Meet Granny Goodness, supervillainess extraordinaire

The lady in question is Granny Goodness, a perennial contender for the worst misnomer in the entire DC universe. She may look like a sweet old lady, and her name may suggest that's entirely true, but she's anything but. This granny won't bake you cookies and slip a $20 bill into your bag after you visit her "just in case you need pocket money" — oh no, she'll mess your whole life up while keeping a smile on her face.

Created by comic book legend Jack Kirby, who's credited both as the writer and artist behind the character, Granny Goodness made her DC Comics debut in 1971's Mister Miracle Vol. 1 #2. She's a New God originating from the planet Apokolips, and started off as a member of the "Lowlies" class. When she was plucked from the peasants around her to become a "Hound" for Darkseid, Granny Goodness' life and fate changed. She established herself as an incredibly ruthless, manipulative, and dangerous woman as she became the trainer and commander of Darkseid's elite forces — a job that she accomplishes by brainwashing innocent orphans into obedient killing machines in his "orphanage" facilities. 

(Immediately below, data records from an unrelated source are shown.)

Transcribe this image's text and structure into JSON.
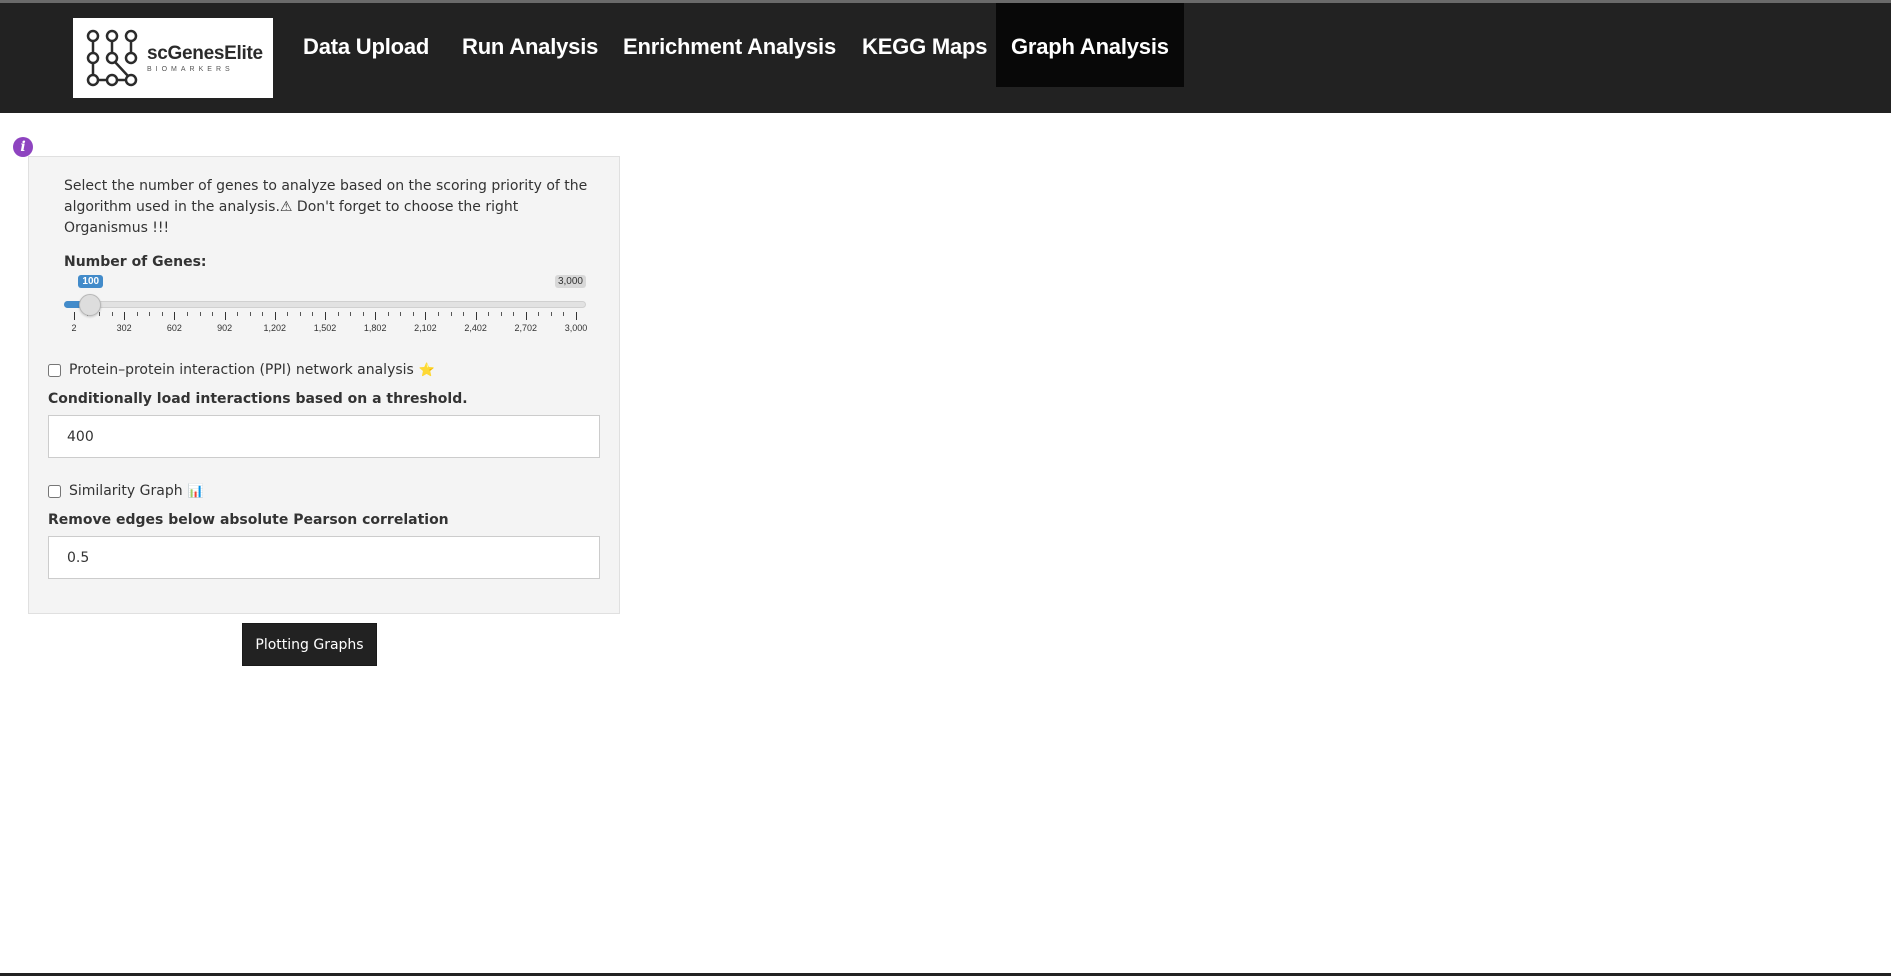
{
  "logo": {
    "name": "scGenesElite",
    "sub": "BIOMARKERS"
  },
  "nav": {
    "items": [
      {
        "label": "Data Upload",
        "active": false
      },
      {
        "label": "Run Analysis",
        "active": false
      },
      {
        "label": "Enrichment Analysis",
        "active": false
      },
      {
        "label": "KEGG Maps",
        "active": false
      },
      {
        "label": "Graph Analysis",
        "active": true
      }
    ]
  },
  "panel": {
    "description": "Select the number of genes to analyze based on the scoring priority of the algorithm used in the analysis.⚠ Don't forget to choose the right Organismus !!!",
    "genes_label": "Number of Genes:",
    "slider": {
      "value_label": "100",
      "max_label": "3,000",
      "min": 2,
      "max": 3000,
      "value": 100,
      "ticks": [
        "2",
        "302",
        "602",
        "902",
        "1,202",
        "1,502",
        "1,802",
        "2,102",
        "2,402",
        "2,702",
        "3,000"
      ]
    },
    "ppi_label": "Protein–protein interaction (PPI) network analysis",
    "ppi_checked": false,
    "threshold_label": "Conditionally load interactions based on a threshold.",
    "threshold_value": "400",
    "similarity_label": "Similarity Graph",
    "similarity_checked": false,
    "pearson_label": "Remove edges below absolute Pearson correlation",
    "pearson_value": "0.5"
  },
  "plot_button": "Plotting Graphs",
  "colors": {
    "navbar": "#222222",
    "accent": "#428bca",
    "info": "#8e44c0"
  }
}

What's worse, her torturous training methods and unrepentant, sadistic nature are directly contradicted by her gentle, sweet manner. Granny Goodness even takes her appearance from that of the late comedian and actress Phyllis Diller, who wouldn't hurt a fly unless she could make it laugh beforehand. Basically, imagine Dolores Umbridge (portrayed by Imelda Staunton) from the Harry Potter film franchise, add superpowers and elite military training in place of magic, and equip her with several torture dungeons and battalions of elite troops she has at her disposal. That's Granny Goodness.

Zack Snyder's Justice League isn't Granny Goodness' first live-action rodeo

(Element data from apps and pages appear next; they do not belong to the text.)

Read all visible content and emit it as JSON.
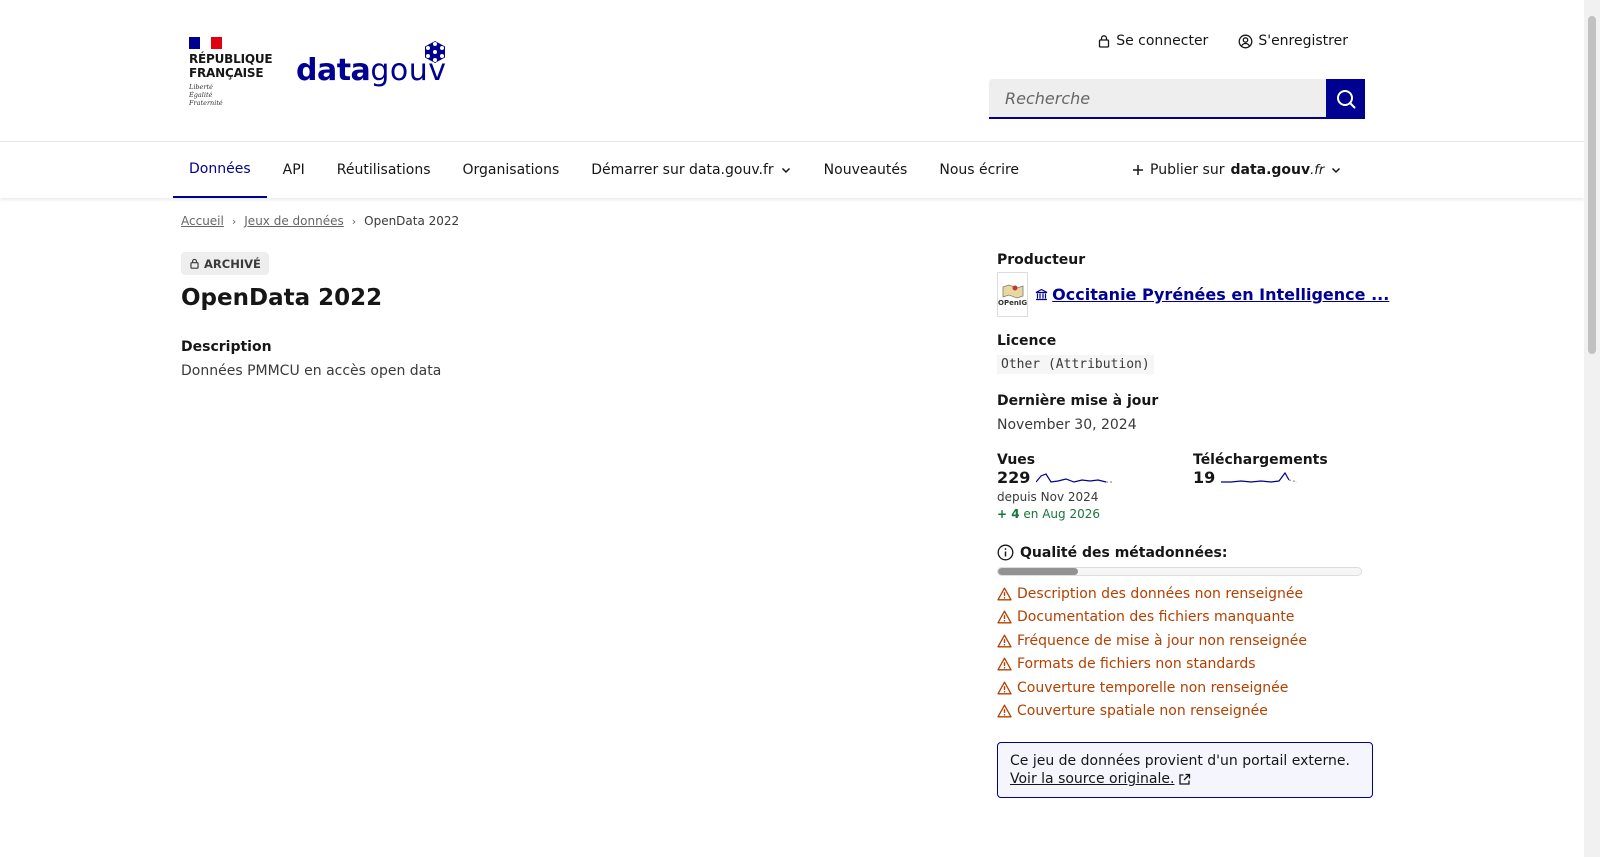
{
  "header": {
    "gov_label_line1": "RÉPUBLIQUE",
    "gov_label_line2": "FRANÇAISE",
    "devise1": "Liberté",
    "devise2": "Égalité",
    "devise3": "Fraternité",
    "brand_bold": "data",
    "brand_light": "gouv",
    "login": "Se connecter",
    "register": "S'enregistrer",
    "search_placeholder": "Recherche"
  },
  "nav": {
    "items": [
      {
        "label": "Données"
      },
      {
        "label": "API"
      },
      {
        "label": "Réutilisations"
      },
      {
        "label": "Organisations"
      },
      {
        "label": "Démarrer sur data.gouv.fr"
      },
      {
        "label": "Nouveautés"
      },
      {
        "label": "Nous écrire"
      }
    ],
    "publish_prefix": "Publier sur",
    "publish_brand": "data.gouv",
    "publish_tld": ".fr"
  },
  "breadcrumb": {
    "home": "Accueil",
    "datasets": "Jeux de données",
    "current": "OpenData 2022"
  },
  "dataset": {
    "badge": "ARCHIVÉ",
    "title": "OpenData 2022",
    "description_label": "Description",
    "description": "Données PMMCU en accès open data"
  },
  "sidebar": {
    "producer_label": "Producteur",
    "producer_name": "Occitanie Pyrénées en Intelligence ...",
    "producer_logo_text": "OPenIG",
    "license_label": "Licence",
    "license": "Other (Attribution)",
    "updated_label": "Dernière mise à jour",
    "updated": "November 30, 2024",
    "views_label": "Vues",
    "views": "229",
    "since": "depuis Nov 2024",
    "views_delta": "+ 4",
    "views_delta_suffix": "en Aug 2026",
    "downloads_label": "Téléchargements",
    "downloads": "19",
    "quality_label": "Qualité des métadonnées:",
    "quality_score": 0.22,
    "warnings": [
      "Description des données non renseignée",
      "Documentation des fichiers manquante",
      "Fréquence de mise à jour non renseignée",
      "Formats de fichiers non standards",
      "Couverture temporelle non renseignée",
      "Couverture spatiale non renseignée"
    ],
    "notice_text": "Ce jeu de données provient d'un portail externe.",
    "notice_link": "Voir la source originale."
  },
  "colors": {
    "primary": "#000091",
    "warning": "#b34000",
    "success": "#18753c"
  }
}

What little we see of Granny in Zack Snyder's Justice League makes her seem like a more physically imposing figure than her comic book counterpart. And while the Snyder Cut of Justice League does mark Granny Goodness' live-action film debut, it's not the first time she's appeared in the flesh on viewers' screens. That happened just once prior, in the penultimate season of the CW superhero series Smallville, starring Tom Welling as Clark Kent in his years living in Kansas before he becomes Superman. Two different actresses portrayed Smallville's Granny, and the depiction of the character leaned pretty heavily on the sinister end of the sweet-old-lady-ruthless-manipulator dichotomy.

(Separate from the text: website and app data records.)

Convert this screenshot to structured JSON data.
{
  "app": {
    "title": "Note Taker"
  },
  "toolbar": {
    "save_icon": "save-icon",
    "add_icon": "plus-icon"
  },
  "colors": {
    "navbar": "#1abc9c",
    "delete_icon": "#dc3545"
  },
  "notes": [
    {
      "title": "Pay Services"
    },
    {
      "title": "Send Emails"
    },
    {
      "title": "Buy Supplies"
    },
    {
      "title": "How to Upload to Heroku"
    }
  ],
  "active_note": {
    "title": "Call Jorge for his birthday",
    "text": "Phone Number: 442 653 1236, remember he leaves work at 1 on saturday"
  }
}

In Smallville, Nancy Amelia Bell brought Granny Goodness to life in the season 9 finale, "Salvation," in which her face isn't seen but the markers of her outwardly sweet side — knitting needles and a cozy, covered-up outfit — were. Christine Willes took over the role thereafter, making her the literal face of Smallville's Granny — the prim and proper Head Administrator of St. Louise's Orphanage who's secretly a cunning master manipulator with powerful telepathic and telekinetic abilities, along with a number of other powers. A season 10 episode reveals that one of the children at St. Louise's Orphanage was Tess Mercer (Cassidy Freeman), who – spoiler alert — is really Lutessa Luthor, the daughter Lionel Luthor (John Glover) had with Pamela Jenkins (Donna Bullock), his son Lex's nanny. Tess lived at the orphanage from the time she was five years old to when her biological father returned and took Tess out of Granny Goodness' care. Before Tess left, Granny erased nearly all of her memories so that she wouldn't remember her life before the Mercers adopted her.

It doesn't seem likely that Snyder will get the opportunity to create a sequel to his version of Justice League, but if any creative minds at Warner Bros. and DC want to make use of the character in future projects, Granny Goodness would certainly make for a menacing, scheming villain that would scare just about anyone who crosses her path. Or maybe all fans can hope to see of Granny going forward is her name on a food cart that sells hot dogs and various other "tube steaks."